"Leadership qualities, knowledge of the game, X's and O's are all important. Communication in the clubhouse, communication within the coaching staff, is vital," Rizzo said during a telephone conference call. "Experience is always helpful. It always adds a layer of expertise to anybody's resume. We feel that where we're at in our timetable of winning a championship, we certainly would lean toward someone that has some type of managerial experience, especially at the major league level."
Williams, of course, did not, but he had a history with Rizzo. And while Williams was voted NL Manager of the Year for his rookie season in 2014, he is now out of a job because the Nationals failed to make the playoffs after entering the season with World Series aspirations.
Rizzo delivered the news to Williams in the Nationals Park manager's office the morning after Washington finished the regular season barely above .500 at 83-79, seven games behind the New York Mets in the NL East.
"This entire season was a disappointment," Rizzo said. "It was not our best year. It wasn't Matt's best year. It wasn't my best year. As an organization, it wasn't our best year."
In February, the Nationals exercised Williams' 2016 contract option. But he presided over a 2015 season filled with defeats, discord and a dugout dustup between NL MVP front-runner Bryce Harper and teammate Jonathan Papelbon during a game the day after the team was eliminated from playoff contention.
Williams said he had no idea of the extent of the skirmish until much later in the day. Even though he was, of course, in the dugout at the time, Williams said he hadn't been aware of exactly what happened — including that Papelbon grabbed Harper by the throat. None of his players or coaches told him about it right away, and he said he hadn't asked to know more.
"Not one single incident was the tipping point of making a decision with Matt Williams," Rizzo said.
The Nationals also said they will not renew the contracts of the seven members of Williams' staff: bench coach Randy Knorr, pitching coach Steve McCatty, hitting coach Rick Schu, third base coach Bobby Henley, first base coach Tony Tarasco, bullpen coach Matt LeCroy, and defensive coordinator Mark Weidemaier.
Knorr, a candidate for manager when Williams was hired, could be considered for that post again, Rizzo said.
"We're going to bring in a group of people with diverse backgrounds, diverse experiences and diverse skill sets. And I think that's something we did not do last time," Rizzo said. "Last time we brought in managing candidates with little or no managerial experience."
Williams' string of open-to-second-guessing bullpen choices began last year during Washington's NL Division Series loss to San Francisco. He also was unable to overcome the roster's long list of injuries, including to half of the everyday lineup for stretches: Jayson Werth, Ryan Zimmerman, Anthony Rendon and Denard Span.
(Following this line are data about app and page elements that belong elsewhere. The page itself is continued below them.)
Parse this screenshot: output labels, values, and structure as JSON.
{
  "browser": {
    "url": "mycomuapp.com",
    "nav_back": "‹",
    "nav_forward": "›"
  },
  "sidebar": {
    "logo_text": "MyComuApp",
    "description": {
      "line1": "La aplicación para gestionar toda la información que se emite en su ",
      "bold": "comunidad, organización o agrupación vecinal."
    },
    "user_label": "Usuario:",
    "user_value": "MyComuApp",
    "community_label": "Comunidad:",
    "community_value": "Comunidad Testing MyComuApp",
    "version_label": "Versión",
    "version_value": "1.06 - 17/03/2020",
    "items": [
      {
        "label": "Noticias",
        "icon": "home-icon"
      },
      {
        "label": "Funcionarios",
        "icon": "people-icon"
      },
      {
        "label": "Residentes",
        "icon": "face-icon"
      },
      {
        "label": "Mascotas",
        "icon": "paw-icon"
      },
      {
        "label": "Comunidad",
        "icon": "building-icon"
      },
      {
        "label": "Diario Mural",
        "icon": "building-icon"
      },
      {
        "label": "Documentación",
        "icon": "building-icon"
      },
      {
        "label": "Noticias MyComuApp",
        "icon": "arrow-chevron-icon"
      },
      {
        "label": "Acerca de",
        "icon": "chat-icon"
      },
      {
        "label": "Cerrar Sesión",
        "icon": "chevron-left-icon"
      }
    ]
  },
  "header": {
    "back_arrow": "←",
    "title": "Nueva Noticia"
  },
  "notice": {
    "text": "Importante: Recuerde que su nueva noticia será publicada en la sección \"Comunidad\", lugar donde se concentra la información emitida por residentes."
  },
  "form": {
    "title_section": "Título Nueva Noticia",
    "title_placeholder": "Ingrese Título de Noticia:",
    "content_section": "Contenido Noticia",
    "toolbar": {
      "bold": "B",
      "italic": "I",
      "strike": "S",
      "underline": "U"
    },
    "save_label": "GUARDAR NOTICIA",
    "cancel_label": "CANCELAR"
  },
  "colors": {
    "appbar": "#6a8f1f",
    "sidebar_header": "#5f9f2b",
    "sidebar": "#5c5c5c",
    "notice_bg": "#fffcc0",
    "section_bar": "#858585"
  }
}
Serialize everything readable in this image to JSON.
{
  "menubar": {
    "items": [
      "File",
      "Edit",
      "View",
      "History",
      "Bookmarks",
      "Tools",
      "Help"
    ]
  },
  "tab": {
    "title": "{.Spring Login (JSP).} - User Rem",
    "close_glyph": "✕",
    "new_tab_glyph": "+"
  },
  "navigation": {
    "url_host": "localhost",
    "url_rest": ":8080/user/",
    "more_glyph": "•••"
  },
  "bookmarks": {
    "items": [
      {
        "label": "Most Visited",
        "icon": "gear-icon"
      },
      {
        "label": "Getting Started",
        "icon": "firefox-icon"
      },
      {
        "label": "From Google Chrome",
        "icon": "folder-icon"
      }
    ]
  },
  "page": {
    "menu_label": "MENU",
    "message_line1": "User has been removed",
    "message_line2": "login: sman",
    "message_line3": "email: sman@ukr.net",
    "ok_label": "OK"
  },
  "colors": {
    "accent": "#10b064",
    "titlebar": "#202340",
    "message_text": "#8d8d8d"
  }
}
The ideal lineup was available for only two games all season.
"We had some things that went sideways and we had a whole bunch of injuries," Williams said Sunday, "and not much you can do about that except adjust and move on."
His departure begins an offseason of significant change for a team that won division titles in 2012 and 2014 but could not win a playoff series.
Shortstop Ian Desmond, right-handers Jordan Zimmermann and Doug Fister, and center fielder Span are expected to leave via free agency, while reliever Drew Storen could get traded after losing the closer's job to Papelbon.
"There was a lot more trials and tribulations this year," Rizzo said. "The roster that we had in the winter here and going into spring training was a roster that many, many people felt was a championship roster."